9 July 2009
In times of crisis, people have a normal reaction: they want to protect themselves. And many believe that one way to protect our jobs is to make imports more expensive through tariffs and quotas. They say that we should force consumers and businesses to buy goods and services produced here. This would increase economic activity and maintain jobs that would otherwise disappear.
This solution may be based on good intentions. But it is short-sighted and can only have disastrous consequences. All economic history teaches us that protectionism makes us less prosperous, not more.
Why is trading beneficial? It’s easy to understand. I will explain with a small economic unit that you are familiar with: your family.
Imagine that you and your family cut their links to the outside world. You have to grow all your food, make your own clothes, create your means of transportation, and even build the computer which allows you to watch me right now. It’s obvious that you would not be able to do all this and that you would be much poorer.

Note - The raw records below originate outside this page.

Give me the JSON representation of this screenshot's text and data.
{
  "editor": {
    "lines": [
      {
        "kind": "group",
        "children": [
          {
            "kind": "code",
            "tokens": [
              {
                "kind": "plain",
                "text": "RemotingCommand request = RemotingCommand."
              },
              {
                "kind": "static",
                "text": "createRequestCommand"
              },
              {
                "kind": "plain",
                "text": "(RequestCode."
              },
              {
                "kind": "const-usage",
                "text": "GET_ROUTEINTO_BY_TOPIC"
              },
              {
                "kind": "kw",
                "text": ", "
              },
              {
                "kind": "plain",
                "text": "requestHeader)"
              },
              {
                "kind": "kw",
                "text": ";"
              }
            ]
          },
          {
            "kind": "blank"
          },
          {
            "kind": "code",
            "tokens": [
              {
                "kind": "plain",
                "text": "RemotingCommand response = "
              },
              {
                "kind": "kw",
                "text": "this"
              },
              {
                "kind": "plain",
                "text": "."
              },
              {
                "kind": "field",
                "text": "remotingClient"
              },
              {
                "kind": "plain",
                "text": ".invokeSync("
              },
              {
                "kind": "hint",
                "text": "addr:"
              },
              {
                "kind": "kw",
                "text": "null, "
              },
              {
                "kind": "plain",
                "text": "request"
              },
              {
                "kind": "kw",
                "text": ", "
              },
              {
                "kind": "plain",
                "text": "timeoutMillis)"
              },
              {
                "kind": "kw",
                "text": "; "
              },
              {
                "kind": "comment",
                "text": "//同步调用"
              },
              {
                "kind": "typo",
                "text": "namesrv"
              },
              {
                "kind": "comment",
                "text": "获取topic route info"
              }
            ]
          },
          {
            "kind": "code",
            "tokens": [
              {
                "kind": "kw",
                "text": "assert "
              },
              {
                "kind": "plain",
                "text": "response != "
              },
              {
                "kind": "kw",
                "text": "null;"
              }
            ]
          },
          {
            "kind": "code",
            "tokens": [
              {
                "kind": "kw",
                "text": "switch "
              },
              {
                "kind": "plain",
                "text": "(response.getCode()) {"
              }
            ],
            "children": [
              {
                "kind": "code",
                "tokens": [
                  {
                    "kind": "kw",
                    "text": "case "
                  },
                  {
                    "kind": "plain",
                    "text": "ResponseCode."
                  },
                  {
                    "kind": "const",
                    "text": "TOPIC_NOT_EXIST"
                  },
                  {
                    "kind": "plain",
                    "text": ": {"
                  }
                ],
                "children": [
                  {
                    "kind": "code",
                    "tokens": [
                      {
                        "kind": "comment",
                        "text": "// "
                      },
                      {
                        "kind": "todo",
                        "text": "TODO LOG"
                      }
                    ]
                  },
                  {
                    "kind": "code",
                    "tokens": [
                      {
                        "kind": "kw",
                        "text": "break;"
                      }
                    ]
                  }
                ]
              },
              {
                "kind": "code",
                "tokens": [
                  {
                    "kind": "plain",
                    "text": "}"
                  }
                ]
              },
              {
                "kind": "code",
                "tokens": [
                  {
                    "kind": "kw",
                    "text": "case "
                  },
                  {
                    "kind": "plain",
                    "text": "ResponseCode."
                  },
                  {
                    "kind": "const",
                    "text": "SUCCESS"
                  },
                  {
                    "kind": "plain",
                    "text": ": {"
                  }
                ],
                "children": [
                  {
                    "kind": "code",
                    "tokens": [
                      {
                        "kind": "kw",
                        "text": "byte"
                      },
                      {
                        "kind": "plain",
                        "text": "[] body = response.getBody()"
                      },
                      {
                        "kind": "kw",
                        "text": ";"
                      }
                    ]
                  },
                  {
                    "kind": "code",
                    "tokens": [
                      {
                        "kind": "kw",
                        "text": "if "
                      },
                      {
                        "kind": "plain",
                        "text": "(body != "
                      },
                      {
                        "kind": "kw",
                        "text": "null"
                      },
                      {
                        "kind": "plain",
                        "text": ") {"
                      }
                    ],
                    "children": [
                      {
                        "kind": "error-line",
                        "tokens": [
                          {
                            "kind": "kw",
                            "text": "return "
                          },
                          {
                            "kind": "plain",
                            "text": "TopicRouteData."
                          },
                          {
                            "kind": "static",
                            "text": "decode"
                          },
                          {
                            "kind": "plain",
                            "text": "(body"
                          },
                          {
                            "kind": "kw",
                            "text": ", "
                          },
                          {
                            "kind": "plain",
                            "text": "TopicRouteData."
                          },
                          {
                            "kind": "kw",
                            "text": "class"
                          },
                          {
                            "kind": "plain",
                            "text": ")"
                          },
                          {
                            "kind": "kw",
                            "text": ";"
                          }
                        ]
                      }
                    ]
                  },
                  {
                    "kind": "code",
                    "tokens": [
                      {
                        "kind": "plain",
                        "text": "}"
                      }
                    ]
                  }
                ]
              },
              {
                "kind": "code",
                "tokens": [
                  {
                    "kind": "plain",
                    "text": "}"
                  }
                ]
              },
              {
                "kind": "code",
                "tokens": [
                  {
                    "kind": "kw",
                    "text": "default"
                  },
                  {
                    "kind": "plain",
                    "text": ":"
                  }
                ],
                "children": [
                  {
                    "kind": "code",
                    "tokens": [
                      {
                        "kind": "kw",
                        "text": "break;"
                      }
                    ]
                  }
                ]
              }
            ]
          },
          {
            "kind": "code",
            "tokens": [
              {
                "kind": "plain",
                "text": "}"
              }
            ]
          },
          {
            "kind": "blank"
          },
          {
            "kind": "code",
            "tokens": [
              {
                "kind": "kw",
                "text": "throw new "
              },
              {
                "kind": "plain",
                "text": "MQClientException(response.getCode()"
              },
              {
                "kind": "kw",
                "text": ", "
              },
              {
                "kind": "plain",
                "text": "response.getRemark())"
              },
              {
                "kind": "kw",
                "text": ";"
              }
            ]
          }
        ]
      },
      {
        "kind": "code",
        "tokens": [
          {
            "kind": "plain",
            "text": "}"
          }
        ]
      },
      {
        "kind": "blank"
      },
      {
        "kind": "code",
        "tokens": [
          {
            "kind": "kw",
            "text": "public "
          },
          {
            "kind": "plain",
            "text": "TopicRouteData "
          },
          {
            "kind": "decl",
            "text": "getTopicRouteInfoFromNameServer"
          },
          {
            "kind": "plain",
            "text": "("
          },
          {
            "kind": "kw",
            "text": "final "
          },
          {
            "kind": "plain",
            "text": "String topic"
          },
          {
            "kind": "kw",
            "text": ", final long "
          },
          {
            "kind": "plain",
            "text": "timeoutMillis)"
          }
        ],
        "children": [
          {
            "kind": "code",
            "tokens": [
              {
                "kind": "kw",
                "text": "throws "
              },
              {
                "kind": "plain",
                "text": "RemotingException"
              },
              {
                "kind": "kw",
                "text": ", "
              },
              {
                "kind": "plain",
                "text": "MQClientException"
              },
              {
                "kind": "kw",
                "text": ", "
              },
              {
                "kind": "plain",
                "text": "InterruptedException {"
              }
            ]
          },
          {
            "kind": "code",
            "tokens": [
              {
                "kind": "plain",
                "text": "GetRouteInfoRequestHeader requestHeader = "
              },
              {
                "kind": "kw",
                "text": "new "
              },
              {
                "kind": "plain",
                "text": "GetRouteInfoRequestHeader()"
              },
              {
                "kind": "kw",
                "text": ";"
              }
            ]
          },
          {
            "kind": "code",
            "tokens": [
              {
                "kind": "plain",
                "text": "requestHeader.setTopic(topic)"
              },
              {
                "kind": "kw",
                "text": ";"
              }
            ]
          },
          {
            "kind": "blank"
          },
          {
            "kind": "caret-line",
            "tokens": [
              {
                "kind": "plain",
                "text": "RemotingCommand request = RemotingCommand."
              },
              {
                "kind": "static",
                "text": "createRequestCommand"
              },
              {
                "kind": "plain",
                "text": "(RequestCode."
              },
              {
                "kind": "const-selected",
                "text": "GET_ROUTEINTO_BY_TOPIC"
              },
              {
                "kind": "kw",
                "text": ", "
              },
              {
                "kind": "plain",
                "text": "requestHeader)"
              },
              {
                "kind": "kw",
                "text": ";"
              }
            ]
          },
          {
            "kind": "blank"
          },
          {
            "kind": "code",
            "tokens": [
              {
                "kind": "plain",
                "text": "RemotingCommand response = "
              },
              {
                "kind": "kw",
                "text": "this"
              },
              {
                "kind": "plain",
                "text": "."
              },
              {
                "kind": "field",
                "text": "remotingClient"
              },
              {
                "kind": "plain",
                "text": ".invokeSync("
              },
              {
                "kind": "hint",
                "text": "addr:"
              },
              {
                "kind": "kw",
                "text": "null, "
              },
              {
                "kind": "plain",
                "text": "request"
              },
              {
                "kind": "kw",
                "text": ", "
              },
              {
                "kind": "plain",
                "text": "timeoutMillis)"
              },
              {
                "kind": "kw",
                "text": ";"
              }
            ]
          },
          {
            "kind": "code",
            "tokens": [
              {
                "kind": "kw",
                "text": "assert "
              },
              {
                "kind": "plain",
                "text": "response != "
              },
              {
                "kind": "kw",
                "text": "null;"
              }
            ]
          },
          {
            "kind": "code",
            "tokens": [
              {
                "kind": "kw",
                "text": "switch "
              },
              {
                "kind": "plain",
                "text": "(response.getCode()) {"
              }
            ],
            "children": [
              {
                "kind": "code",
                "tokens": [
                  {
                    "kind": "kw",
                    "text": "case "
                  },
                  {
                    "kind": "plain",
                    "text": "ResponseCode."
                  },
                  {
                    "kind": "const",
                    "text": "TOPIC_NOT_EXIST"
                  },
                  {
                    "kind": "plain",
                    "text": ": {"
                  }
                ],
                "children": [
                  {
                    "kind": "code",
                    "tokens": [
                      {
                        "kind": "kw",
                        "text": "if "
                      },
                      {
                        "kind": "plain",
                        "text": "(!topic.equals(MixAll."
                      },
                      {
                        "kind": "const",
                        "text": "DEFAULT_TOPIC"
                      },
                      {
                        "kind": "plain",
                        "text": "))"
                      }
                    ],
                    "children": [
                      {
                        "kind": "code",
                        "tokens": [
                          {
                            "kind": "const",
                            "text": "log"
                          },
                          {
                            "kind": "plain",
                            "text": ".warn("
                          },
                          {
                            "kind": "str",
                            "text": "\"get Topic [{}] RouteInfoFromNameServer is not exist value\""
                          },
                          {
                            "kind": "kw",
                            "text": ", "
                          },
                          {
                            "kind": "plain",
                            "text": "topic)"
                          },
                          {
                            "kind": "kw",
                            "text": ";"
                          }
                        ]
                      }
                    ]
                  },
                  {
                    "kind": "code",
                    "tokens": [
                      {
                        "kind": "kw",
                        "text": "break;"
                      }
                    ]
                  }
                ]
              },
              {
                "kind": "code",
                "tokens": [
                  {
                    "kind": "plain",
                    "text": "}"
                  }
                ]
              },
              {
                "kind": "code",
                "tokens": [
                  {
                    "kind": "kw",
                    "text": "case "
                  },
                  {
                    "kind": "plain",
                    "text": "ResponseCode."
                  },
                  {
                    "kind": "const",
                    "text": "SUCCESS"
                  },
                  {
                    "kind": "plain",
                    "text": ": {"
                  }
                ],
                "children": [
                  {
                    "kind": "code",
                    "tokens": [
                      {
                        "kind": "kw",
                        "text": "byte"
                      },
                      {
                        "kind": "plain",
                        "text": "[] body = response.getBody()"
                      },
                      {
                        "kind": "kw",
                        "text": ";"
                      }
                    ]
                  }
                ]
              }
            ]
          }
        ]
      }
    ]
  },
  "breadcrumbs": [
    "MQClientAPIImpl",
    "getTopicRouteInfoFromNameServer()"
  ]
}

If instead you concentrate your efforts on one type of work, the one you chose as a trade, and you exchange what you make for other stuff that other people make, you will then be able to access all the goods and services available on the market.
This is what we call the economic advantages of the division of labour. When each of us specializes in what we do best, it takes fewer resources to produce more stuff, more efficiently. That benefits everyone. Of course, we lose these advantages when we close our borders to goods from elsewhere.

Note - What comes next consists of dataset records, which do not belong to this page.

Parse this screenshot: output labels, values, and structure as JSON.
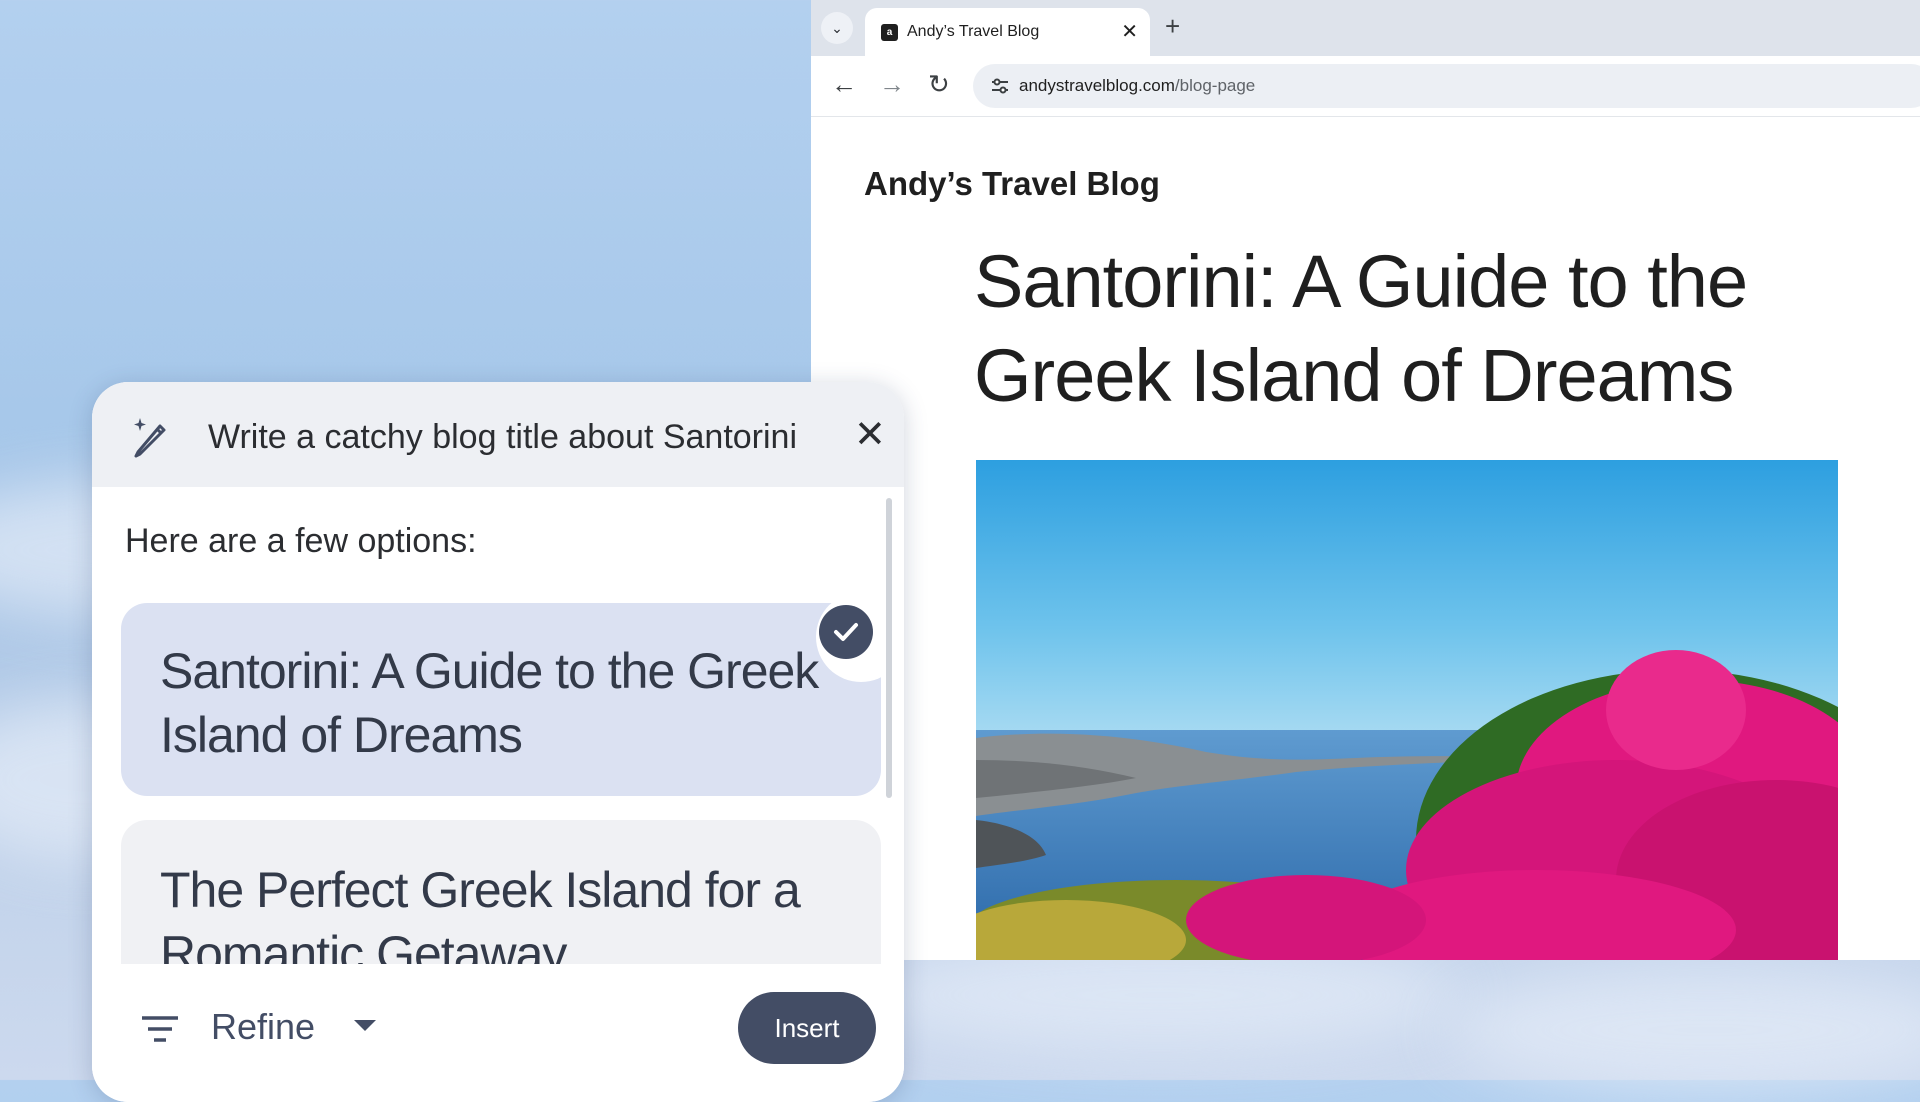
{
  "browser": {
    "tab": {
      "title": "Andy’s Travel Blog",
      "favicon": "a"
    },
    "new_tab": "+",
    "omnibox": {
      "domain": "andystravelblog.com",
      "path": "/blog-page"
    }
  },
  "page": {
    "blog_name": "Andy’s Travel Blog",
    "title": "Santorini: A Guide to the Greek Island of Dreams",
    "hero_image": "santorini-coast-with-pink-bougainvillea"
  },
  "dialog": {
    "prompt": "Write a catchy blog title about Santorini",
    "intro": "Here are a few options:",
    "options": [
      {
        "text": "Santorini: A Guide to the Greek Island of Dreams",
        "selected": true
      },
      {
        "text": "The Perfect Greek Island for a Romantic Getaway",
        "selected": false
      }
    ],
    "refine_label": "Refine",
    "insert_label": "Insert"
  },
  "colors": {
    "accent": "#434d65",
    "selected_option_bg": "#dbe1f2",
    "desktop_bg": "#a7c8ea",
    "sea": "#2e6aa8",
    "bougainvillea": "#e0187f"
  },
  "icons": [
    "pen-sparkle-icon",
    "close-icon",
    "check-icon",
    "filter-icon",
    "chevron-down-icon",
    "back-arrow-icon",
    "forward-arrow-icon",
    "reload-icon",
    "site-settings-icon",
    "tab-search-icon"
  ]
}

The logic of the division of labour is the same when you apply it to larger entities like a region, a province or a country. Those who believe that protectionism is good for the economy should ask themselves this question: why apply it only at the national level? Should we close the borders of Manitoba or New Brunswick to foreign products? Or perhaps restrict commercial exchange between Kitchener and Hamilton?
It’s also inevitable that as we close our borders, we encourage other countries to do the same to our own exports. One of the measures that contributed most to the Great Depression is the adoption of the Smoot-Hawley tariffs by the American government in 1930. Other countries then retaliated and international trade collapsed by two thirds within a few years.
At the end of the day, protectionism means that we prevent people from buying what they want. It means limiting freedom of choice. And it means making everyone poorer in order to protect some businesses that cannot face competition from abroad. It may help save jobs in some industries in the short term, but we’re going to lose at least as many in other industries that depend on foreign markets.
Our government firmly believes in the benefits of trade, including in times of crisis. This is why we are currently negotiating an ambitious free-trade agreement with the European Union. And why two weeks ago, the minister of International Trade, Stockwell Day, asked our American friends to enlarge NAFTA, in order to also cover spending by states, provinces and cities.
Protectionism is an illusion. Let’s not repeat the errors of the Great Depression. Let’s keep our markets open and leave people free to decide what they want to buy.
Talk to you again soon.